--- DATASET CONTENT ---
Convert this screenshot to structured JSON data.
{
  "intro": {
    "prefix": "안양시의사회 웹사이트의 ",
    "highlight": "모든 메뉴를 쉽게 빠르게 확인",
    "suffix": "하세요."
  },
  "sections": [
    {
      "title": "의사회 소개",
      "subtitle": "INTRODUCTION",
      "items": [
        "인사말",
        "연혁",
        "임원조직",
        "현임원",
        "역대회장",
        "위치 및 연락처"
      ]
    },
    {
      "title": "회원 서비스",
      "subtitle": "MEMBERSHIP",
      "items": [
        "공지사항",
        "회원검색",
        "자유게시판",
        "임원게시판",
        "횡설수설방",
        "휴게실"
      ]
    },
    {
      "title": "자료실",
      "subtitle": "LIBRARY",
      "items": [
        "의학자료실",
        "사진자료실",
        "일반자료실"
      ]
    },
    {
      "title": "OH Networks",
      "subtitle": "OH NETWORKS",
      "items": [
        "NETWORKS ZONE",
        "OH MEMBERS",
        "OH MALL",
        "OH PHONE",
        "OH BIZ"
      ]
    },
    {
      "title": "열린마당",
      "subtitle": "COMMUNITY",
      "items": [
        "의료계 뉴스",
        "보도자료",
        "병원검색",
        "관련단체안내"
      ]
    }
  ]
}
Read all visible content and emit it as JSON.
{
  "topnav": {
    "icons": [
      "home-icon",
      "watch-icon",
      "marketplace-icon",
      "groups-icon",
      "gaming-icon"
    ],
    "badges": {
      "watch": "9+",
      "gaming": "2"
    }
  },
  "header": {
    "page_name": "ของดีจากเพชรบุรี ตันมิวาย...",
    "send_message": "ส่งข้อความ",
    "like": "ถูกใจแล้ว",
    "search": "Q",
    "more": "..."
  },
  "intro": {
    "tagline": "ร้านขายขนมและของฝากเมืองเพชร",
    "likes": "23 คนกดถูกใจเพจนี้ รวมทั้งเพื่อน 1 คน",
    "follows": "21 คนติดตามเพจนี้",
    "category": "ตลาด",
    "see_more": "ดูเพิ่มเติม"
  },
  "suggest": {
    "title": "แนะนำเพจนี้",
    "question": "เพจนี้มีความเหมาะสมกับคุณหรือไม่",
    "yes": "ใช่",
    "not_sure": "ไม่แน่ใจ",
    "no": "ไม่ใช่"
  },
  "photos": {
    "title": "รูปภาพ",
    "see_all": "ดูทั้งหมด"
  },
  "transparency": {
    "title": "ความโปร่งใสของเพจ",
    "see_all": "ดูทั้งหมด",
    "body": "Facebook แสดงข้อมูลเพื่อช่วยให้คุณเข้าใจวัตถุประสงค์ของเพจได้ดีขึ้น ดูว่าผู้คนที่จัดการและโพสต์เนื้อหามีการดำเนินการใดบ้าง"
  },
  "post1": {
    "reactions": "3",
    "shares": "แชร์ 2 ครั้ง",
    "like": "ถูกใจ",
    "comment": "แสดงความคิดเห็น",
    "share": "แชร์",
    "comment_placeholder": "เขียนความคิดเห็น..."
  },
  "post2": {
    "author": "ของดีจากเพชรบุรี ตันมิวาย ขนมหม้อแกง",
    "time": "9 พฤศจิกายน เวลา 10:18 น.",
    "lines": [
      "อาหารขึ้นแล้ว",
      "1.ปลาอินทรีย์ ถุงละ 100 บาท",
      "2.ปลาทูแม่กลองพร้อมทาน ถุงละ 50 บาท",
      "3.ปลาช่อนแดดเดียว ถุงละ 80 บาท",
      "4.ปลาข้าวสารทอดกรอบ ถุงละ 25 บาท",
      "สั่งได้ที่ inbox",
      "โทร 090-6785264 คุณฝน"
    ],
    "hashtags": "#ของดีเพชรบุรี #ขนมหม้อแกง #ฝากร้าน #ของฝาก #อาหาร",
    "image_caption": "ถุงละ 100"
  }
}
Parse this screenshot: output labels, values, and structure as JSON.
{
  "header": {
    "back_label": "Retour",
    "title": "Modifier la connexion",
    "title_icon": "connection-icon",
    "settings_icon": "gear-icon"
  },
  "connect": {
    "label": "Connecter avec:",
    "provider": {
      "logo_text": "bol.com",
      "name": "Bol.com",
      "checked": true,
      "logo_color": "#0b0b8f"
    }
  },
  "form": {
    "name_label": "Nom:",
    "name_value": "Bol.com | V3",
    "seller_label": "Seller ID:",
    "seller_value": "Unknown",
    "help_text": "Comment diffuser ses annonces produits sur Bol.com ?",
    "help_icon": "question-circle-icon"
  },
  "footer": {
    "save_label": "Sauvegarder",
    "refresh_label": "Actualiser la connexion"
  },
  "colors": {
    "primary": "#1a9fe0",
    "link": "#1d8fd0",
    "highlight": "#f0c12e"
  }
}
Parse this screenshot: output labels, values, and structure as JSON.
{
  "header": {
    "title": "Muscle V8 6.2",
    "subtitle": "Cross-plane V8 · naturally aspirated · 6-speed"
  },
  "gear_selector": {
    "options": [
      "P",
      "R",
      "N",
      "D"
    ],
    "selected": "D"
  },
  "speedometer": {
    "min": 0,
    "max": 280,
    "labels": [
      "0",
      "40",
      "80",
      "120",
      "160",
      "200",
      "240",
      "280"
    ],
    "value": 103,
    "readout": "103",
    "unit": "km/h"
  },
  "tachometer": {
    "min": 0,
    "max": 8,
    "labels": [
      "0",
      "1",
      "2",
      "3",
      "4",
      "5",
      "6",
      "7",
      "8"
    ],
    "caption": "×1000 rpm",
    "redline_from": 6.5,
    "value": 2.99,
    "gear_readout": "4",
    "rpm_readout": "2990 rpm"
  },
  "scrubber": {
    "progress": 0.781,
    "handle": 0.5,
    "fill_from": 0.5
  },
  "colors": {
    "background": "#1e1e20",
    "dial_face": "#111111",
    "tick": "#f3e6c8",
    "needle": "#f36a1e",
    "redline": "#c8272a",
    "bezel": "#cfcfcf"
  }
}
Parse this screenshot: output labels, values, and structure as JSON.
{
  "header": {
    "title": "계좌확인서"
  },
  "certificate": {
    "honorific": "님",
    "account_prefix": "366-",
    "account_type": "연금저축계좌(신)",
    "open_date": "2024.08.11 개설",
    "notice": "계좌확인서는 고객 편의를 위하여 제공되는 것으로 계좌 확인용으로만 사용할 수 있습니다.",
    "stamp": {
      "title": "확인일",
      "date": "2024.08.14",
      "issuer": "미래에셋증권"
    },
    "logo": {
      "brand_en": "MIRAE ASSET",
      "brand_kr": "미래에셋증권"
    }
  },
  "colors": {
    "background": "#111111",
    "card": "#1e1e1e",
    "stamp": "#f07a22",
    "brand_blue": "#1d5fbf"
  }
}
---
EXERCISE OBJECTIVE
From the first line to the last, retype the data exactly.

RESPONSE TO THE EXERCISE
Convert this screenshot to structured JSON data.
{
  "intro": {
    "prefix": "안양시의사회 웹사이트의 ",
    "highlight": "모든 메뉴를 쉽게 빠르게 확인",
    "suffix": "하세요."
  },
  "sections": [
    {
      "title": "의사회 소개",
      "subtitle": "INTRODUCTION",
      "items": [
        "인사말",
        "연혁",
        "임원조직",
        "현임원",
        "역대회장",
        "위치 및 연락처"
      ]
    },
    {
      "title": "회원 서비스",
      "subtitle": "MEMBERSHIP",
      "items": [
        "공지사항",
        "회원검색",
        "자유게시판",
        "임원게시판",
        "횡설수설방",
        "휴게실"
      ]
    },
    {
      "title": "자료실",
      "subtitle": "LIBRARY",
      "items": [
        "의학자료실",
        "사진자료실",
        "일반자료실"
      ]
    },
    {
      "title": "OH Networks",
      "subtitle": "OH NETWORKS",
      "items": [
        "NETWORKS ZONE",
        "OH MEMBERS",
        "OH MALL",
        "OH PHONE",
        "OH BIZ"
      ]
    },
    {
      "title": "열린마당",
      "subtitle": "COMMUNITY",
      "items": [
        "의료계 뉴스",
        "보도자료",
        "병원검색",
        "관련단체안내"
      ]
    }
  ]
}
Read all visible content and emit it as JSON.
{
  "topnav": {
    "icons": [
      "home-icon",
      "watch-icon",
      "marketplace-icon",
      "groups-icon",
      "gaming-icon"
    ],
    "badges": {
      "watch": "9+",
      "gaming": "2"
    }
  },
  "header": {
    "page_name": "ของดีจากเพชรบุรี ตันมิวาย...",
    "send_message": "ส่งข้อความ",
    "like": "ถูกใจแล้ว",
    "search": "Q",
    "more": "..."
  },
  "intro": {
    "tagline": "ร้านขายขนมและของฝากเมืองเพชร",
    "likes": "23 คนกดถูกใจเพจนี้ รวมทั้งเพื่อน 1 คน",
    "follows": "21 คนติดตามเพจนี้",
    "category": "ตลาด",
    "see_more": "ดูเพิ่มเติม"
  },
  "suggest": {
    "title": "แนะนำเพจนี้",
    "question": "เพจนี้มีความเหมาะสมกับคุณหรือไม่",
    "yes": "ใช่",
    "not_sure": "ไม่แน่ใจ",
    "no": "ไม่ใช่"
  },
  "photos": {
    "title": "รูปภาพ",
    "see_all": "ดูทั้งหมด"
  },
  "transparency": {
    "title": "ความโปร่งใสของเพจ",
    "see_all": "ดูทั้งหมด",
    "body": "Facebook แสดงข้อมูลเพื่อช่วยให้คุณเข้าใจวัตถุประสงค์ของเพจได้ดีขึ้น ดูว่าผู้คนที่จัดการและโพสต์เนื้อหามีการดำเนินการใดบ้าง"
  },
  "post1": {
    "reactions": "3",
    "shares": "แชร์ 2 ครั้ง",
    "like": "ถูกใจ",
    "comment": "แสดงความคิดเห็น",
    "share": "แชร์",
    "comment_placeholder": "เขียนความคิดเห็น..."
  },
  "post2": {
    "author": "ของดีจากเพชรบุรี ตันมิวาย ขนมหม้อแกง",
    "time": "9 พฤศจิกายน เวลา 10:18 น.",
    "lines": [
      "อาหารขึ้นแล้ว",
      "1.ปลาอินทรีย์ ถุงละ 100 บาท",
      "2.ปลาทูแม่กลองพร้อมทาน ถุงละ 50 บาท",
      "3.ปลาช่อนแดดเดียว ถุงละ 80 บาท",
      "4.ปลาข้าวสารทอดกรอบ ถุงละ 25 บาท",
      "สั่งได้ที่ inbox",
      "โทร 090-6785264 คุณฝน"
    ],
    "hashtags": "#ของดีเพชรบุรี #ขนมหม้อแกง #ฝากร้าน #ของฝาก #อาหาร",
    "image_caption": "ถุงละ 100"
  }
}
Parse this screenshot: output labels, values, and structure as JSON.
{
  "header": {
    "back_label": "Retour",
    "title": "Modifier la connexion",
    "title_icon": "connection-icon",
    "settings_icon": "gear-icon"
  },
  "connect": {
    "label": "Connecter avec:",
    "provider": {
      "logo_text": "bol.com",
      "name": "Bol.com",
      "checked": true,
      "logo_color": "#0b0b8f"
    }
  },
  "form": {
    "name_label": "Nom:",
    "name_value": "Bol.com | V3",
    "seller_label": "Seller ID:",
    "seller_value": "Unknown",
    "help_text": "Comment diffuser ses annonces produits sur Bol.com ?",
    "help_icon": "question-circle-icon"
  },
  "footer": {
    "save_label": "Sauvegarder",
    "refresh_label": "Actualiser la connexion"
  },
  "colors": {
    "primary": "#1a9fe0",
    "link": "#1d8fd0",
    "highlight": "#f0c12e"
  }
}
Parse this screenshot: output labels, values, and structure as JSON.
{
  "header": {
    "title": "Muscle V8 6.2",
    "subtitle": "Cross-plane V8 · naturally aspirated · 6-speed"
  },
  "gear_selector": {
    "options": [
      "P",
      "R",
      "N",
      "D"
    ],
    "selected": "D"
  },
  "speedometer": {
    "min": 0,
    "max": 280,
    "labels": [
      "0",
      "40",
      "80",
      "120",
      "160",
      "200",
      "240",
      "280"
    ],
    "value": 103,
    "readout": "103",
    "unit": "km/h"
  },
  "tachometer": {
    "min": 0,
    "max": 8,
    "labels": [
      "0",
      "1",
      "2",
      "3",
      "4",
      "5",
      "6",
      "7",
      "8"
    ],
    "caption": "×1000 rpm",
    "redline_from": 6.5,
    "value": 2.99,
    "gear_readout": "4",
    "rpm_readout": "2990 rpm"
  },
  "scrubber": {
    "progress": 0.781,
    "handle": 0.5,
    "fill_from": 0.5
  },
  "colors": {
    "background": "#1e1e20",
    "dial_face": "#111111",
    "tick": "#f3e6c8",
    "needle": "#f36a1e",
    "redline": "#c8272a",
    "bezel": "#cfcfcf"
  }
}
Parse this screenshot: output labels, values, and structure as JSON.
{
  "header": {
    "title": "계좌확인서"
  },
  "certificate": {
    "honorific": "님",
    "account_prefix": "366-",
    "account_type": "연금저축계좌(신)",
    "open_date": "2024.08.11 개설",
    "notice": "계좌확인서는 고객 편의를 위하여 제공되는 것으로 계좌 확인용으로만 사용할 수 있습니다.",
    "stamp": {
      "title": "확인일",
      "date": "2024.08.14",
      "issuer": "미래에셋증권"
    },
    "logo": {
      "brand_en": "MIRAE ASSET",
      "brand_kr": "미래에셋증권"
    }
  },
  "colors": {
    "background": "#111111",
    "card": "#1e1e1e",
    "stamp": "#f07a22",
    "brand_blue": "#1d5fbf"
  }
}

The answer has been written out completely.